··· Record extracts

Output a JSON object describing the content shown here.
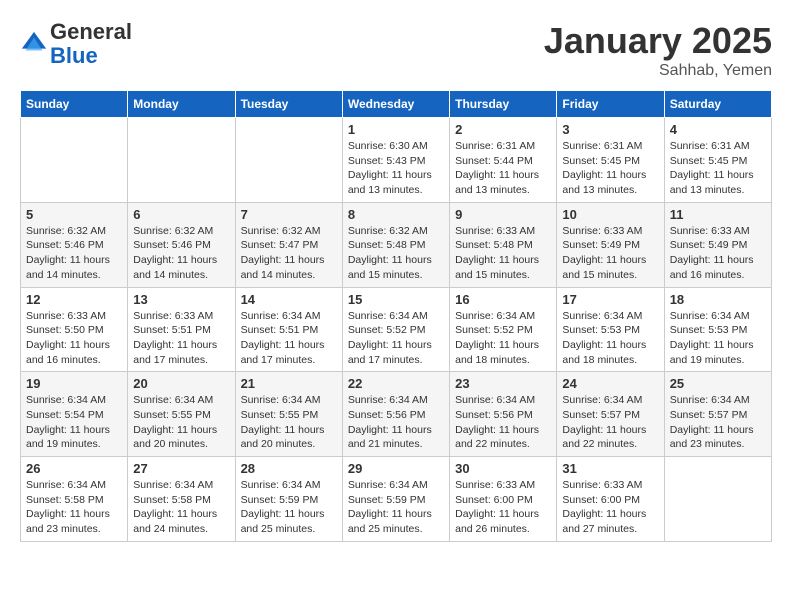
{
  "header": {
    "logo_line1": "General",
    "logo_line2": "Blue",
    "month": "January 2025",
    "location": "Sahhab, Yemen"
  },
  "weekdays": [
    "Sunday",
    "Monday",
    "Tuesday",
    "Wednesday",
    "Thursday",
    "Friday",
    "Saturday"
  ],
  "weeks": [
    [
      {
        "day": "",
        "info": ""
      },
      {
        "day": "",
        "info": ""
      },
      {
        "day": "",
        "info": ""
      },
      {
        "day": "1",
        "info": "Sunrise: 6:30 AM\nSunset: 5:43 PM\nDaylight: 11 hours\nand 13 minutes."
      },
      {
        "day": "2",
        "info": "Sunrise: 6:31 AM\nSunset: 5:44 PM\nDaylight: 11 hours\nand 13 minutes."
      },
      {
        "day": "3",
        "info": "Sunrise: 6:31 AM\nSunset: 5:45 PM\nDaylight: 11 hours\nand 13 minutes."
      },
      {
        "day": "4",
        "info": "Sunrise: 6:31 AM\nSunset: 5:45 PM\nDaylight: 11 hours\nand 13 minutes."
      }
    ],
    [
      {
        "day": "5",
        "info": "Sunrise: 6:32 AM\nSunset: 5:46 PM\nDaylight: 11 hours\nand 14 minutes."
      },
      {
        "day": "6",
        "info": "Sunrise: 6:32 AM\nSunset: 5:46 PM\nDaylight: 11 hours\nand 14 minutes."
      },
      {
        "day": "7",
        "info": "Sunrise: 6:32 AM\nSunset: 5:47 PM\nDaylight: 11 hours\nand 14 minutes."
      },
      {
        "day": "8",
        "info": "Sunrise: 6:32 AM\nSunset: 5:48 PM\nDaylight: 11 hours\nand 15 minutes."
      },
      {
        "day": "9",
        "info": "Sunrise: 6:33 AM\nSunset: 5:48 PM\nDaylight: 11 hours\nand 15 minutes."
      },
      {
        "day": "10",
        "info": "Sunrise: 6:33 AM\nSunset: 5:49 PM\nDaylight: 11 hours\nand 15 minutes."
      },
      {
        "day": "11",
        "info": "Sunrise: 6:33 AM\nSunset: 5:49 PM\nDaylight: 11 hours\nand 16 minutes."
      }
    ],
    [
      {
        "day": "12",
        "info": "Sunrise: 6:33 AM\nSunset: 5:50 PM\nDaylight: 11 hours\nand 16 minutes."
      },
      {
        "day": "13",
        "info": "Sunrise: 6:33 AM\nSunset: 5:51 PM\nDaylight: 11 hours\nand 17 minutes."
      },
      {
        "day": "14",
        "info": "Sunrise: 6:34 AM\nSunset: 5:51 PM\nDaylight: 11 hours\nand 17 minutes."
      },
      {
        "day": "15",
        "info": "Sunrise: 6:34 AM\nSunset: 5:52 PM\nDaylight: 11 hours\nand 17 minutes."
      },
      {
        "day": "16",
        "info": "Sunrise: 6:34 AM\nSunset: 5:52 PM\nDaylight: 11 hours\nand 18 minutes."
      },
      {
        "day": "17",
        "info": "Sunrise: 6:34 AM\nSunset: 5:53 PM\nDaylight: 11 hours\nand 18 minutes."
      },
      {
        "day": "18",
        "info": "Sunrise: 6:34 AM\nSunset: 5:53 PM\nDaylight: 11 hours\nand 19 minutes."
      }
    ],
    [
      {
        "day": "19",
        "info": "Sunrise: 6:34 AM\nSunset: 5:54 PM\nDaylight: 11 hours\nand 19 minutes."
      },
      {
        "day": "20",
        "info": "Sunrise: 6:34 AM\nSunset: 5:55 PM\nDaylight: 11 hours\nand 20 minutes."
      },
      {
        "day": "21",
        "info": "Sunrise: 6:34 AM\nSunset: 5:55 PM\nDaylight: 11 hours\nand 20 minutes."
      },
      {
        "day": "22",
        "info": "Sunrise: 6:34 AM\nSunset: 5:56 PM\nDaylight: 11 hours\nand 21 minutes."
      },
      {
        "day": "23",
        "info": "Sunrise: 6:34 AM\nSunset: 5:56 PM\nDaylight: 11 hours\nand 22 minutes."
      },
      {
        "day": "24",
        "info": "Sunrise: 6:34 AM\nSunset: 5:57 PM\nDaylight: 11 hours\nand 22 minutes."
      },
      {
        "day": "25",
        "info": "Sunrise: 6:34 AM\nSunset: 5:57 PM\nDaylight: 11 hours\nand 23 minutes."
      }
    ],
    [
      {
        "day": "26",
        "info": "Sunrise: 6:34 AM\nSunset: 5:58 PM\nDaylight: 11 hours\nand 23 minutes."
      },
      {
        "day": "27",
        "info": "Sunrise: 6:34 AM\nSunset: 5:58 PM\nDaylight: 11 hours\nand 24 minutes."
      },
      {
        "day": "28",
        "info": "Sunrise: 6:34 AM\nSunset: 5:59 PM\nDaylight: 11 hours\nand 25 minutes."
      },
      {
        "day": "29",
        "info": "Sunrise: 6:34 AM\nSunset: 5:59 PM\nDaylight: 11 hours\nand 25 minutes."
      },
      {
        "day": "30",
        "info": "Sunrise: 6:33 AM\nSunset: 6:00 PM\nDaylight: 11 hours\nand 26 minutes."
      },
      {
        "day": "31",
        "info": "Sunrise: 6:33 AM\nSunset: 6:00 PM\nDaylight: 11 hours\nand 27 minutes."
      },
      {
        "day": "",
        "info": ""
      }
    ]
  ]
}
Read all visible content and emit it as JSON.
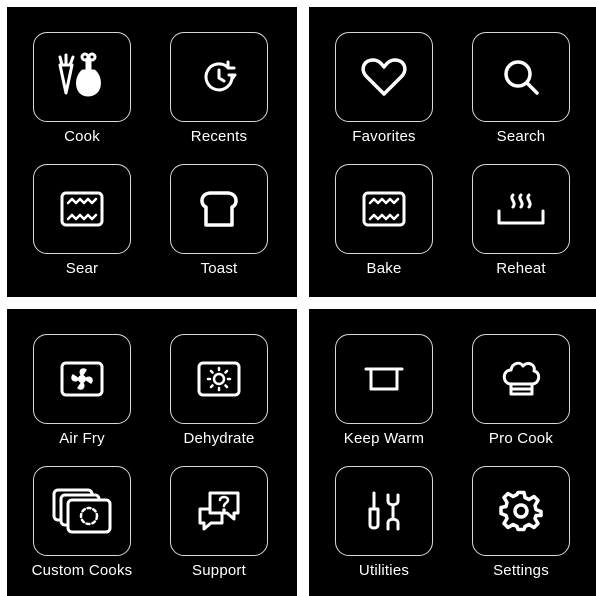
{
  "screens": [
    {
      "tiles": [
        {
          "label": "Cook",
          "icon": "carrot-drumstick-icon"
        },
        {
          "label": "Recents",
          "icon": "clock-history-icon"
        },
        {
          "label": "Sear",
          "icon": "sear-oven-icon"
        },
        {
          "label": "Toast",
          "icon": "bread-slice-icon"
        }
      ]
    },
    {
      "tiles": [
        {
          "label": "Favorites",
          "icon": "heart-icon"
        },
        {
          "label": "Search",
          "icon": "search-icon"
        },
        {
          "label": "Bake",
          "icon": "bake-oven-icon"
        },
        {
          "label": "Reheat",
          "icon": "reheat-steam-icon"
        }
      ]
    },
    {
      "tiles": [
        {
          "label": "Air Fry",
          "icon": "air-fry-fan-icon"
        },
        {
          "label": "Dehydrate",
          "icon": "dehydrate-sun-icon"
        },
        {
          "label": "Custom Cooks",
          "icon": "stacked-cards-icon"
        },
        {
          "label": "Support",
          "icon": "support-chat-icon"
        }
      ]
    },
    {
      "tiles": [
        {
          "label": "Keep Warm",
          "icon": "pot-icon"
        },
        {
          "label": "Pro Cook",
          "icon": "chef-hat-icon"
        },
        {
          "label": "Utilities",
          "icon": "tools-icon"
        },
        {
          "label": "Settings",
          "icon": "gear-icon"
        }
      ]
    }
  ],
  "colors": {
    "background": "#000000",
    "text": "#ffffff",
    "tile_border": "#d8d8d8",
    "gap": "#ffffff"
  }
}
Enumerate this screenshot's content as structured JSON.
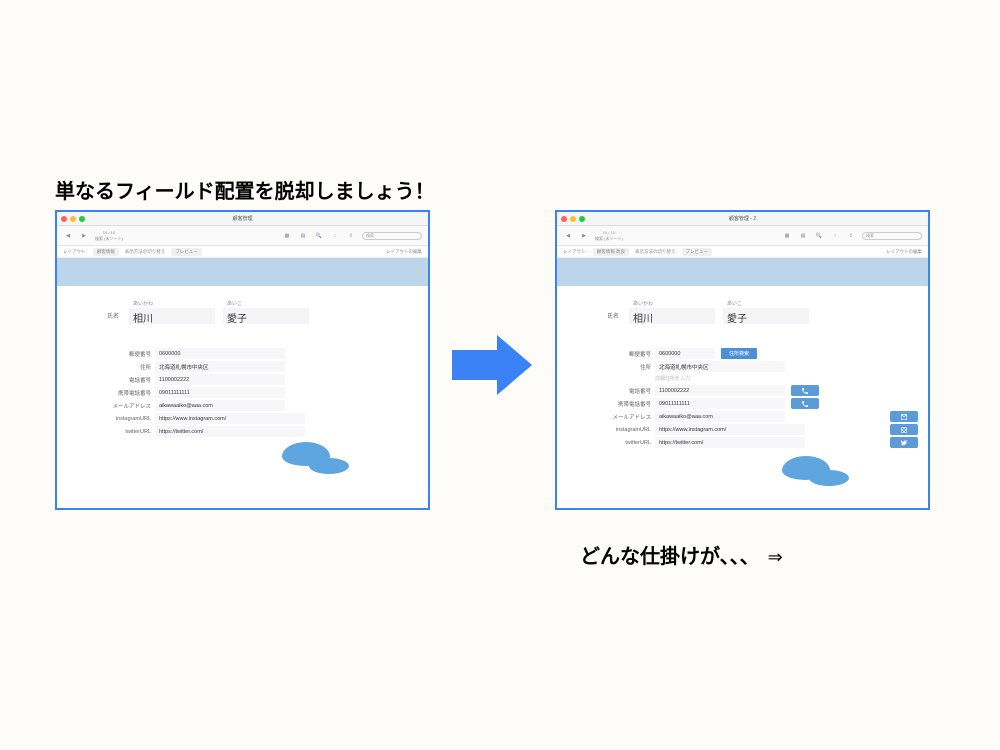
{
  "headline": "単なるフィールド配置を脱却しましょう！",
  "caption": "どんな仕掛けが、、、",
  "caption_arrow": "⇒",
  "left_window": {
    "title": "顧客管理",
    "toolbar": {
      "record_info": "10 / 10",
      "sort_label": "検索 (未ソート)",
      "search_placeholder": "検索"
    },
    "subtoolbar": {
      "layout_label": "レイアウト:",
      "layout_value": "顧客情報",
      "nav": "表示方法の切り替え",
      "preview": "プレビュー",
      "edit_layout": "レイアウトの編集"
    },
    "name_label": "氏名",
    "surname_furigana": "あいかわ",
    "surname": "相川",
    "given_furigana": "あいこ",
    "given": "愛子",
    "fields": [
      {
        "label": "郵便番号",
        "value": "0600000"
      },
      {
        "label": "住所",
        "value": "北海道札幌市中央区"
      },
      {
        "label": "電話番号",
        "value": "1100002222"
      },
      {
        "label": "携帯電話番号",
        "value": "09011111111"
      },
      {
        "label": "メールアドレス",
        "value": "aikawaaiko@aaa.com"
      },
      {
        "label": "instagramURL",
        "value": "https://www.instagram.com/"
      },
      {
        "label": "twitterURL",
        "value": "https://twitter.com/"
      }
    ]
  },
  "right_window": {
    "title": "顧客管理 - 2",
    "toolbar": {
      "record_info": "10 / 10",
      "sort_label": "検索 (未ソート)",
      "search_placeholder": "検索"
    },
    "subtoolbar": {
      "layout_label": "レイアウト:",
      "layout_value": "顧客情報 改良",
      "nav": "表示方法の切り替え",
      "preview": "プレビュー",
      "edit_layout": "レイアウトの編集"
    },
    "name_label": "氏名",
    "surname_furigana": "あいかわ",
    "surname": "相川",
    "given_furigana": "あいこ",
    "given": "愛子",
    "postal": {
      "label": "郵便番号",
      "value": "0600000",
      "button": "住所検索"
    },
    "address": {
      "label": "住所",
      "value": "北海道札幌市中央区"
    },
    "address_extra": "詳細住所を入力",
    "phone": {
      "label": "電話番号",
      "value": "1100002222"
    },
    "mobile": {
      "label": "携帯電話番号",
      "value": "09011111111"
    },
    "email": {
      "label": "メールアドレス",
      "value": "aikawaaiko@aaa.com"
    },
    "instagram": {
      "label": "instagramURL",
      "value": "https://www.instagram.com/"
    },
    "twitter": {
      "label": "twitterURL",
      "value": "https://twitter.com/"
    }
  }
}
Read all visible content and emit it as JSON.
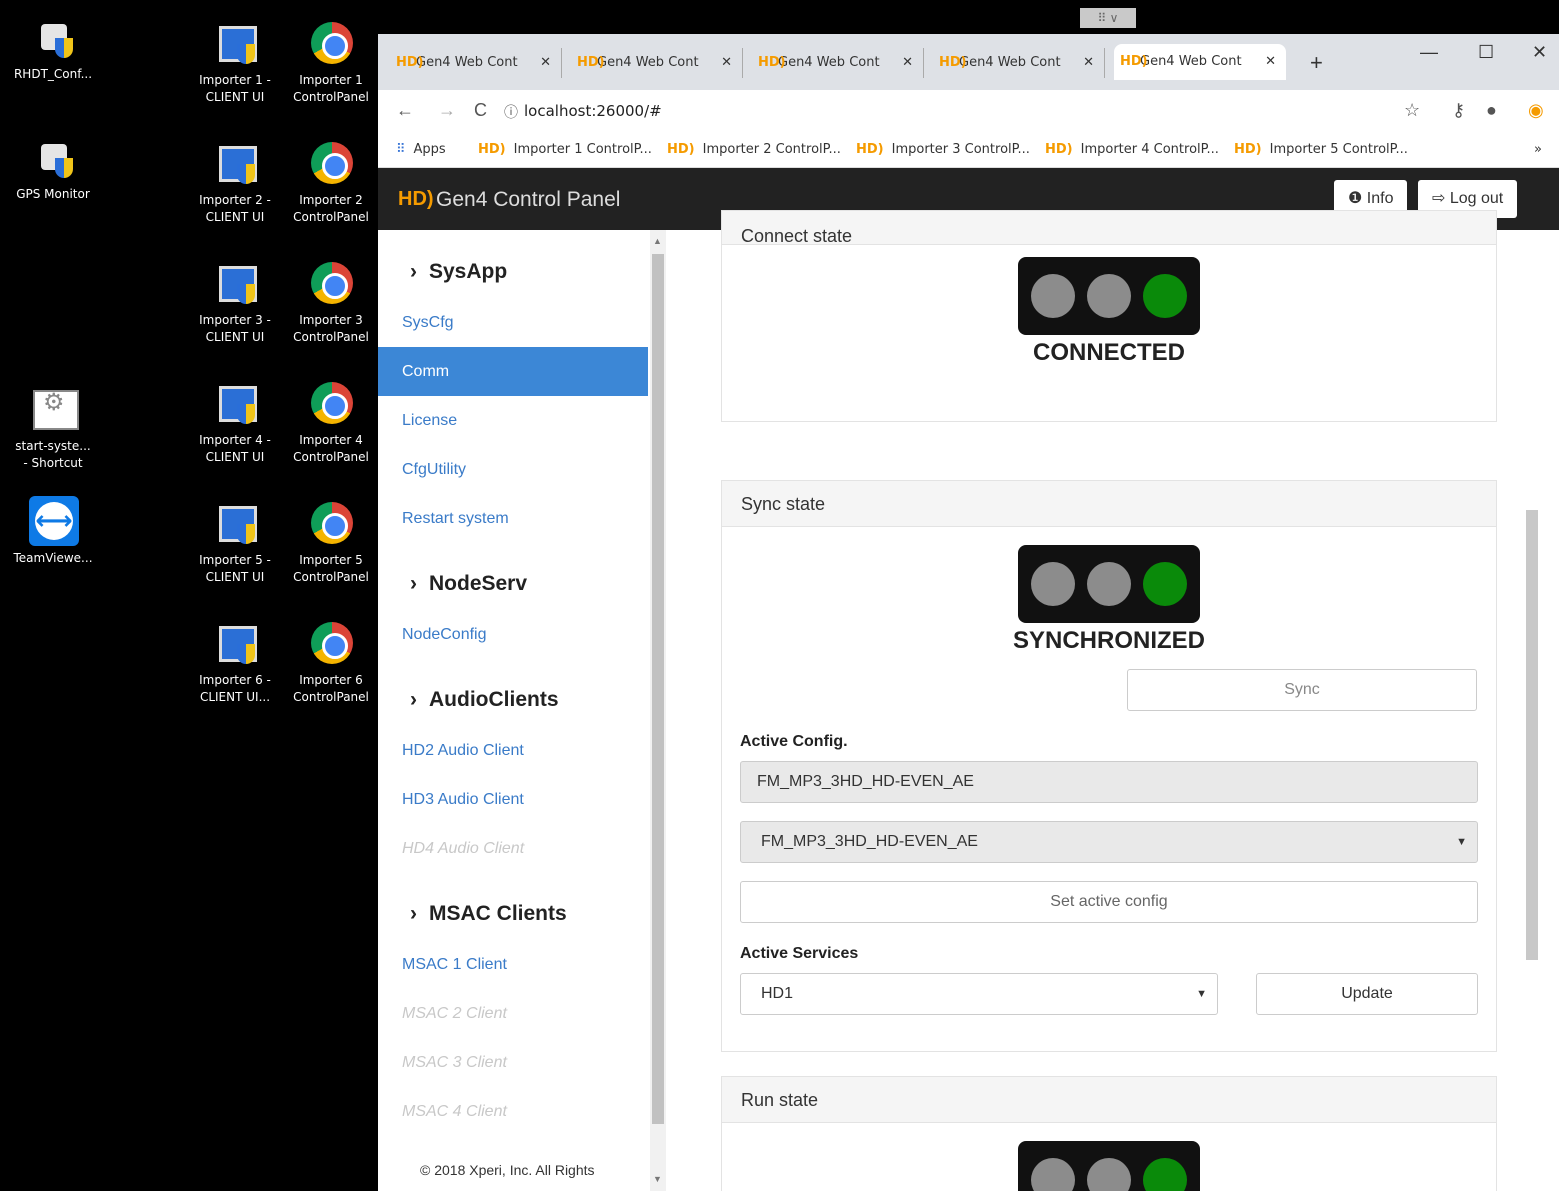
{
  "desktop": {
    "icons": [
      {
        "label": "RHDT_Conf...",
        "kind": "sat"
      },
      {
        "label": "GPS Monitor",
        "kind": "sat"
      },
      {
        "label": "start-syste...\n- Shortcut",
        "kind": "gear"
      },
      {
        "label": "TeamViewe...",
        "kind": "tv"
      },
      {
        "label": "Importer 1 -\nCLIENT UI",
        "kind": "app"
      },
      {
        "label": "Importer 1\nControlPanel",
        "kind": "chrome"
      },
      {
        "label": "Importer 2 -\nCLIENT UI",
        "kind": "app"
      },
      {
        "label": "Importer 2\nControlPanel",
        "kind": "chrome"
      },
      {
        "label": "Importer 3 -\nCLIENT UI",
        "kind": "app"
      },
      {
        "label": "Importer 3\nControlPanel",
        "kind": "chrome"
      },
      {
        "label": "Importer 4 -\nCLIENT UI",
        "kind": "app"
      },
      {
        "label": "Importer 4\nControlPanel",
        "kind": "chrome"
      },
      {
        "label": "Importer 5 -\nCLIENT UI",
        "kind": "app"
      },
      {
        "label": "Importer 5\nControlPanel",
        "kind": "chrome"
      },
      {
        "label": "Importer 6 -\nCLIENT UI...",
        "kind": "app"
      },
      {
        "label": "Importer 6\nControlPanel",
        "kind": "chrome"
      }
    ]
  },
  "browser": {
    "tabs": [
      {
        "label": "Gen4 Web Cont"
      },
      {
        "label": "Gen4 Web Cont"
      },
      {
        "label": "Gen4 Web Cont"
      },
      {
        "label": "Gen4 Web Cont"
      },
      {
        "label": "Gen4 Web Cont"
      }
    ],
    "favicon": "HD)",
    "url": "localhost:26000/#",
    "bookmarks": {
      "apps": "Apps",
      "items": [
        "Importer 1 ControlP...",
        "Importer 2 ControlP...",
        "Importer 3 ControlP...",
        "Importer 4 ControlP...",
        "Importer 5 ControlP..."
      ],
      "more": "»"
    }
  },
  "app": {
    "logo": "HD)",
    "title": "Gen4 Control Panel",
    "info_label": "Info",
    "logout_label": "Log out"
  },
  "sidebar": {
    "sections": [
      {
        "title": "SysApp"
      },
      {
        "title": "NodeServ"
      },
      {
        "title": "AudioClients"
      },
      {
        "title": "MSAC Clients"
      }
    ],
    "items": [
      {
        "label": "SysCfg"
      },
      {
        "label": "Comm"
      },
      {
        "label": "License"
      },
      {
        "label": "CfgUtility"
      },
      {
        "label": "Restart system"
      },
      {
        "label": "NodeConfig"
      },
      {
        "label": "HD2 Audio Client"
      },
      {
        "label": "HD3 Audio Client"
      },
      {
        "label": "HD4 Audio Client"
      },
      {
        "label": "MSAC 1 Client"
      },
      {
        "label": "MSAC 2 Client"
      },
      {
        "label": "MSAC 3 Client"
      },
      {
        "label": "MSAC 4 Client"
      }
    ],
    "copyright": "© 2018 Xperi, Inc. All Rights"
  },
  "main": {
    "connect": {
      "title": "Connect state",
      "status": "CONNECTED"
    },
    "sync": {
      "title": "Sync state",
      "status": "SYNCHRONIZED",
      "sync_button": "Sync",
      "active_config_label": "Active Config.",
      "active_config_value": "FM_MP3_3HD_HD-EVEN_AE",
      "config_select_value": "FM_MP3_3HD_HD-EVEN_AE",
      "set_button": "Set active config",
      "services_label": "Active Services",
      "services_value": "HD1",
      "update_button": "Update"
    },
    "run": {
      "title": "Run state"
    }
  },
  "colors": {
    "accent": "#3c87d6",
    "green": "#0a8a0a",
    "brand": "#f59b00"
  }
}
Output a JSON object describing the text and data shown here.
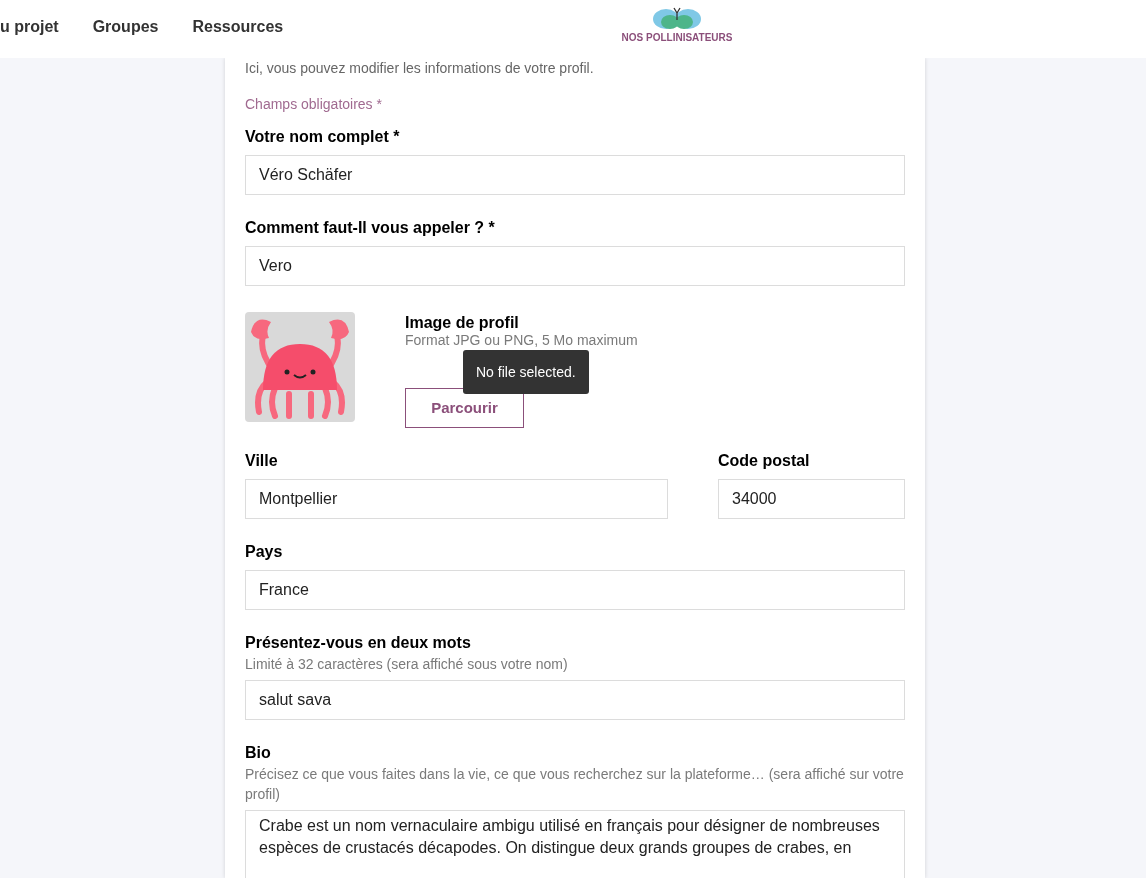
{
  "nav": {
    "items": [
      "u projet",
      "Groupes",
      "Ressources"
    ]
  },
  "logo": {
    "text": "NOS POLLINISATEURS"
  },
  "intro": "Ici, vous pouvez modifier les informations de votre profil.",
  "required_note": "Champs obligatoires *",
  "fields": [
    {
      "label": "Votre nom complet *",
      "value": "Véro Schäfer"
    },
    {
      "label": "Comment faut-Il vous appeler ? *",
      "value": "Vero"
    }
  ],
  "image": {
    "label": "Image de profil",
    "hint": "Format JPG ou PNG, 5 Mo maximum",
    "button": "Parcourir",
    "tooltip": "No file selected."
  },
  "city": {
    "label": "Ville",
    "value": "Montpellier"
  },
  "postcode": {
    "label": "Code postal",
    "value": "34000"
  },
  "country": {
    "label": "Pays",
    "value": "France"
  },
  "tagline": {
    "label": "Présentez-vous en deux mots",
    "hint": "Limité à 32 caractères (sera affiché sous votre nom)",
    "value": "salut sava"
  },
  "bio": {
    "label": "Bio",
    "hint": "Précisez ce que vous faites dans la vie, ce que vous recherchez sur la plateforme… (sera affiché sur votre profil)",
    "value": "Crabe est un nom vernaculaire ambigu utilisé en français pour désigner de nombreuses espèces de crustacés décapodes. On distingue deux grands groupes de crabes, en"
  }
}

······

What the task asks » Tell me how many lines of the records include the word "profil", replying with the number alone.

Response to this task » 3